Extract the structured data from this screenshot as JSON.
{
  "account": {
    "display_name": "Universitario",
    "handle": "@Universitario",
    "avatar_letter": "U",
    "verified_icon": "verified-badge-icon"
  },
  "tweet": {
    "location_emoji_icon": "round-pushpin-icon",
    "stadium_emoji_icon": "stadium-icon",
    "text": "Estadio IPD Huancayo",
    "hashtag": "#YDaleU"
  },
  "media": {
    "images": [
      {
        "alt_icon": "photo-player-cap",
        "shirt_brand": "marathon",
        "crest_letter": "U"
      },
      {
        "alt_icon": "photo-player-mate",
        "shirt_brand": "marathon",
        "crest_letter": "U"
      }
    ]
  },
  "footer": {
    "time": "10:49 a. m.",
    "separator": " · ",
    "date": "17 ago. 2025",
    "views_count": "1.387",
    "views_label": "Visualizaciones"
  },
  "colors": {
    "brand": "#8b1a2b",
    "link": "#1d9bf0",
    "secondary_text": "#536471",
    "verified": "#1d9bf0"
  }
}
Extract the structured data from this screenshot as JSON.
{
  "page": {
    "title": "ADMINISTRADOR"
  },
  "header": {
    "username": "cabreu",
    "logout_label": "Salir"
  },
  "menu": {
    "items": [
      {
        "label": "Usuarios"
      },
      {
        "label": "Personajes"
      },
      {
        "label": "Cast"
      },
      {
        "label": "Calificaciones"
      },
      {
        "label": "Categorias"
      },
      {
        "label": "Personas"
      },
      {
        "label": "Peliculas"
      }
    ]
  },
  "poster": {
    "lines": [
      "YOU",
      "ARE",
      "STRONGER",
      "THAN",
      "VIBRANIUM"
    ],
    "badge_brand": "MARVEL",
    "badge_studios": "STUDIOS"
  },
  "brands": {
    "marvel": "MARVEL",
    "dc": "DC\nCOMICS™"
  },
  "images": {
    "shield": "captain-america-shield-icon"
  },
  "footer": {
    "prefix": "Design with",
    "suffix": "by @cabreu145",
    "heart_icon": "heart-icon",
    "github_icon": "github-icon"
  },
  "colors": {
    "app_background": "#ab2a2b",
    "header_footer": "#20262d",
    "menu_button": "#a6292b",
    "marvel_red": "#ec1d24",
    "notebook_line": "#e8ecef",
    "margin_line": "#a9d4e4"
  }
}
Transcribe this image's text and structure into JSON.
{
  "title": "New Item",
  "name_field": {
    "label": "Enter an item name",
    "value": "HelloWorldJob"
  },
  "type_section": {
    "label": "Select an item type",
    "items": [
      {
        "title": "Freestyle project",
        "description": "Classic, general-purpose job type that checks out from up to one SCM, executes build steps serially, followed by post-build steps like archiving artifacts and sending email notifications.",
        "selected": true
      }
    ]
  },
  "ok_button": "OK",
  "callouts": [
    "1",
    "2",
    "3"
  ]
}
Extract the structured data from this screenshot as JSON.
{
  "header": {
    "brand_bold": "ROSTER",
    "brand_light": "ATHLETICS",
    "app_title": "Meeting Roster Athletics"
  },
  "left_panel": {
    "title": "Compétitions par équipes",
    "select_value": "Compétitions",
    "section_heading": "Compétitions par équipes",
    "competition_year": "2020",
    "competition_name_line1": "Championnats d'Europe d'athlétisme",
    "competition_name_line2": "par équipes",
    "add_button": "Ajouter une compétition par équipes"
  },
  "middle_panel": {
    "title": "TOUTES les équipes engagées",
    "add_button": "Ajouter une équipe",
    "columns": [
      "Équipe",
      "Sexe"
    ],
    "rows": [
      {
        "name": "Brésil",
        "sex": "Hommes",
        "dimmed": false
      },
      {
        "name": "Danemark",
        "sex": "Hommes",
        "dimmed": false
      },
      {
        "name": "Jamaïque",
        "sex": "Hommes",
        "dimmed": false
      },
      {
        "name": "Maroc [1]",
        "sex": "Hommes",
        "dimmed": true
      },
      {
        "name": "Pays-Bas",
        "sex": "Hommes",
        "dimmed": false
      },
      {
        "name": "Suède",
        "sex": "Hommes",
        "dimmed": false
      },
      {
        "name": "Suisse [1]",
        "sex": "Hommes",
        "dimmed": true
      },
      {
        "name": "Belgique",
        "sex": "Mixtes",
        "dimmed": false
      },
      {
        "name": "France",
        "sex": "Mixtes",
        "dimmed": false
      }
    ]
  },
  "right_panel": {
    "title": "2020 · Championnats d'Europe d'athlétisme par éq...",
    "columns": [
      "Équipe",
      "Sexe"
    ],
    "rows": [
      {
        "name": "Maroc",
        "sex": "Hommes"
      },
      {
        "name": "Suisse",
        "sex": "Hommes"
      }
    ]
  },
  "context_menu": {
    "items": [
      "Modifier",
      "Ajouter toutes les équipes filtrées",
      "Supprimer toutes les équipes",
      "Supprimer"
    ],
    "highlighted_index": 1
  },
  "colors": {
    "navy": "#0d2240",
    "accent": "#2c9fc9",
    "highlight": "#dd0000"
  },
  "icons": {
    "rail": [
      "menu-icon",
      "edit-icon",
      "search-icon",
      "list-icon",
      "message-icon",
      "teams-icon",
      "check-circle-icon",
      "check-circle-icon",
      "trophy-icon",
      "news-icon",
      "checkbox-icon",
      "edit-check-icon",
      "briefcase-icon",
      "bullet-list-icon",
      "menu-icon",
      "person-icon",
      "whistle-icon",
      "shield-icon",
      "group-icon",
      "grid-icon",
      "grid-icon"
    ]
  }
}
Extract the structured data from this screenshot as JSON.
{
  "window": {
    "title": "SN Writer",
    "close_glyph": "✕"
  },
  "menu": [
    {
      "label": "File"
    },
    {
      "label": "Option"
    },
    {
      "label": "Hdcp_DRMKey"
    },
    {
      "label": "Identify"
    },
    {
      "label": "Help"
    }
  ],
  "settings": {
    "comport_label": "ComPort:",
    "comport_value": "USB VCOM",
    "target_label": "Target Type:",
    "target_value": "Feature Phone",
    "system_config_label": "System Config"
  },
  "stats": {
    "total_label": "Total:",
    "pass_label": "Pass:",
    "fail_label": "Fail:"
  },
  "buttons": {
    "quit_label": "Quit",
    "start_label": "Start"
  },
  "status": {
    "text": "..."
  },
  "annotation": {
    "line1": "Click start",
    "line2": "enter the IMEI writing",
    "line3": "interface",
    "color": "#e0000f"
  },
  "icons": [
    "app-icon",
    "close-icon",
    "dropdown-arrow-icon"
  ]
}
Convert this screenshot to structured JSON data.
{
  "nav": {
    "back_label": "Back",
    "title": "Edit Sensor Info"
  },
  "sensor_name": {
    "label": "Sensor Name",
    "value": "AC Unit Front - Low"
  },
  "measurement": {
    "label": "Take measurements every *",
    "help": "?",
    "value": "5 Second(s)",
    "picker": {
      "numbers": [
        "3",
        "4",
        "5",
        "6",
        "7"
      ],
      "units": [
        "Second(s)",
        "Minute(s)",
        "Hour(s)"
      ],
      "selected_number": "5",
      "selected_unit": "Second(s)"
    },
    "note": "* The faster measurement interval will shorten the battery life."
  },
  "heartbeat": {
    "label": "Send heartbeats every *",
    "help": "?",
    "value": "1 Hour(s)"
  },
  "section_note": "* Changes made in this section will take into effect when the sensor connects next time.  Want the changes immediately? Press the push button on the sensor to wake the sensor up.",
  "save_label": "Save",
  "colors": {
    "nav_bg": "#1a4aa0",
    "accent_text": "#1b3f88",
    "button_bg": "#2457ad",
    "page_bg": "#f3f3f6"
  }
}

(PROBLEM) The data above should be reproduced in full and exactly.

(RESPONSE)
Extract the structured data from this screenshot as JSON.
{
  "account": {
    "display_name": "Universitario",
    "handle": "@Universitario",
    "avatar_letter": "U",
    "verified_icon": "verified-badge-icon"
  },
  "tweet": {
    "location_emoji_icon": "round-pushpin-icon",
    "stadium_emoji_icon": "stadium-icon",
    "text": "Estadio IPD Huancayo",
    "hashtag": "#YDaleU"
  },
  "media": {
    "images": [
      {
        "alt_icon": "photo-player-cap",
        "shirt_brand": "marathon",
        "crest_letter": "U"
      },
      {
        "alt_icon": "photo-player-mate",
        "shirt_brand": "marathon",
        "crest_letter": "U"
      }
    ]
  },
  "footer": {
    "time": "10:49 a. m.",
    "separator": " · ",
    "date": "17 ago. 2025",
    "views_count": "1.387",
    "views_label": "Visualizaciones"
  },
  "colors": {
    "brand": "#8b1a2b",
    "link": "#1d9bf0",
    "secondary_text": "#536471",
    "verified": "#1d9bf0"
  }
}
Extract the structured data from this screenshot as JSON.
{
  "page": {
    "title": "ADMINISTRADOR"
  },
  "header": {
    "username": "cabreu",
    "logout_label": "Salir"
  },
  "menu": {
    "items": [
      {
        "label": "Usuarios"
      },
      {
        "label": "Personajes"
      },
      {
        "label": "Cast"
      },
      {
        "label": "Calificaciones"
      },
      {
        "label": "Categorias"
      },
      {
        "label": "Personas"
      },
      {
        "label": "Peliculas"
      }
    ]
  },
  "poster": {
    "lines": [
      "YOU",
      "ARE",
      "STRONGER",
      "THAN",
      "VIBRANIUM"
    ],
    "badge_brand": "MARVEL",
    "badge_studios": "STUDIOS"
  },
  "brands": {
    "marvel": "MARVEL",
    "dc": "DC\nCOMICS™"
  },
  "images": {
    "shield": "captain-america-shield-icon"
  },
  "footer": {
    "prefix": "Design with",
    "suffix": "by @cabreu145",
    "heart_icon": "heart-icon",
    "github_icon": "github-icon"
  },
  "colors": {
    "app_background": "#ab2a2b",
    "header_footer": "#20262d",
    "menu_button": "#a6292b",
    "marvel_red": "#ec1d24",
    "notebook_line": "#e8ecef",
    "margin_line": "#a9d4e4"
  }
}
Transcribe this image's text and structure into JSON.
{
  "title": "New Item",
  "name_field": {
    "label": "Enter an item name",
    "value": "HelloWorldJob"
  },
  "type_section": {
    "label": "Select an item type",
    "items": [
      {
        "title": "Freestyle project",
        "description": "Classic, general-purpose job type that checks out from up to one SCM, executes build steps serially, followed by post-build steps like archiving artifacts and sending email notifications.",
        "selected": true
      }
    ]
  },
  "ok_button": "OK",
  "callouts": [
    "1",
    "2",
    "3"
  ]
}
Extract the structured data from this screenshot as JSON.
{
  "header": {
    "brand_bold": "ROSTER",
    "brand_light": "ATHLETICS",
    "app_title": "Meeting Roster Athletics"
  },
  "left_panel": {
    "title": "Compétitions par équipes",
    "select_value": "Compétitions",
    "section_heading": "Compétitions par équipes",
    "competition_year": "2020",
    "competition_name_line1": "Championnats d'Europe d'athlétisme",
    "competition_name_line2": "par équipes",
    "add_button": "Ajouter une compétition par équipes"
  },
  "middle_panel": {
    "title": "TOUTES les équipes engagées",
    "add_button": "Ajouter une équipe",
    "columns": [
      "Équipe",
      "Sexe"
    ],
    "rows": [
      {
        "name": "Brésil",
        "sex": "Hommes",
        "dimmed": false
      },
      {
        "name": "Danemark",
        "sex": "Hommes",
        "dimmed": false
      },
      {
        "name": "Jamaïque",
        "sex": "Hommes",
        "dimmed": false
      },
      {
        "name": "Maroc [1]",
        "sex": "Hommes",
        "dimmed": true
      },
      {
        "name": "Pays-Bas",
        "sex": "Hommes",
        "dimmed": false
      },
      {
        "name": "Suède",
        "sex": "Hommes",
        "dimmed": false
      },
      {
        "name": "Suisse [1]",
        "sex": "Hommes",
        "dimmed": true
      },
      {
        "name": "Belgique",
        "sex": "Mixtes",
        "dimmed": false
      },
      {
        "name": "France",
        "sex": "Mixtes",
        "dimmed": false
      }
    ]
  },
  "right_panel": {
    "title": "2020 · Championnats d'Europe d'athlétisme par éq...",
    "columns": [
      "Équipe",
      "Sexe"
    ],
    "rows": [
      {
        "name": "Maroc",
        "sex": "Hommes"
      },
      {
        "name": "Suisse",
        "sex": "Hommes"
      }
    ]
  },
  "context_menu": {
    "items": [
      "Modifier",
      "Ajouter toutes les équipes filtrées",
      "Supprimer toutes les équipes",
      "Supprimer"
    ],
    "highlighted_index": 1
  },
  "colors": {
    "navy": "#0d2240",
    "accent": "#2c9fc9",
    "highlight": "#dd0000"
  },
  "icons": {
    "rail": [
      "menu-icon",
      "edit-icon",
      "search-icon",
      "list-icon",
      "message-icon",
      "teams-icon",
      "check-circle-icon",
      "check-circle-icon",
      "trophy-icon",
      "news-icon",
      "checkbox-icon",
      "edit-check-icon",
      "briefcase-icon",
      "bullet-list-icon",
      "menu-icon",
      "person-icon",
      "whistle-icon",
      "shield-icon",
      "group-icon",
      "grid-icon",
      "grid-icon"
    ]
  }
}
Extract the structured data from this screenshot as JSON.
{
  "window": {
    "title": "SN Writer",
    "close_glyph": "✕"
  },
  "menu": [
    {
      "label": "File"
    },
    {
      "label": "Option"
    },
    {
      "label": "Hdcp_DRMKey"
    },
    {
      "label": "Identify"
    },
    {
      "label": "Help"
    }
  ],
  "settings": {
    "comport_label": "ComPort:",
    "comport_value": "USB VCOM",
    "target_label": "Target Type:",
    "target_value": "Feature Phone",
    "system_config_label": "System Config"
  },
  "stats": {
    "total_label": "Total:",
    "pass_label": "Pass:",
    "fail_label": "Fail:"
  },
  "buttons": {
    "quit_label": "Quit",
    "start_label": "Start"
  },
  "status": {
    "text": "..."
  },
  "annotation": {
    "line1": "Click start",
    "line2": "enter the IMEI writing",
    "line3": "interface",
    "color": "#e0000f"
  },
  "icons": [
    "app-icon",
    "close-icon",
    "dropdown-arrow-icon"
  ]
}
Convert this screenshot to structured JSON data.
{
  "nav": {
    "back_label": "Back",
    "title": "Edit Sensor Info"
  },
  "sensor_name": {
    "label": "Sensor Name",
    "value": "AC Unit Front - Low"
  },
  "measurement": {
    "label": "Take measurements every *",
    "help": "?",
    "value": "5 Second(s)",
    "picker": {
      "numbers": [
        "3",
        "4",
        "5",
        "6",
        "7"
      ],
      "units": [
        "Second(s)",
        "Minute(s)",
        "Hour(s)"
      ],
      "selected_number": "5",
      "selected_unit": "Second(s)"
    },
    "note": "* The faster measurement interval will shorten the battery life."
  },
  "heartbeat": {
    "label": "Send heartbeats every *",
    "help": "?",
    "value": "1 Hour(s)"
  },
  "section_note": "* Changes made in this section will take into effect when the sensor connects next time.  Want the changes immediately? Press the push button on the sensor to wake the sensor up.",
  "save_label": "Save",
  "colors": {
    "nav_bg": "#1a4aa0",
    "accent_text": "#1b3f88",
    "button_bg": "#2457ad",
    "page_bg": "#f3f3f6"
  }
}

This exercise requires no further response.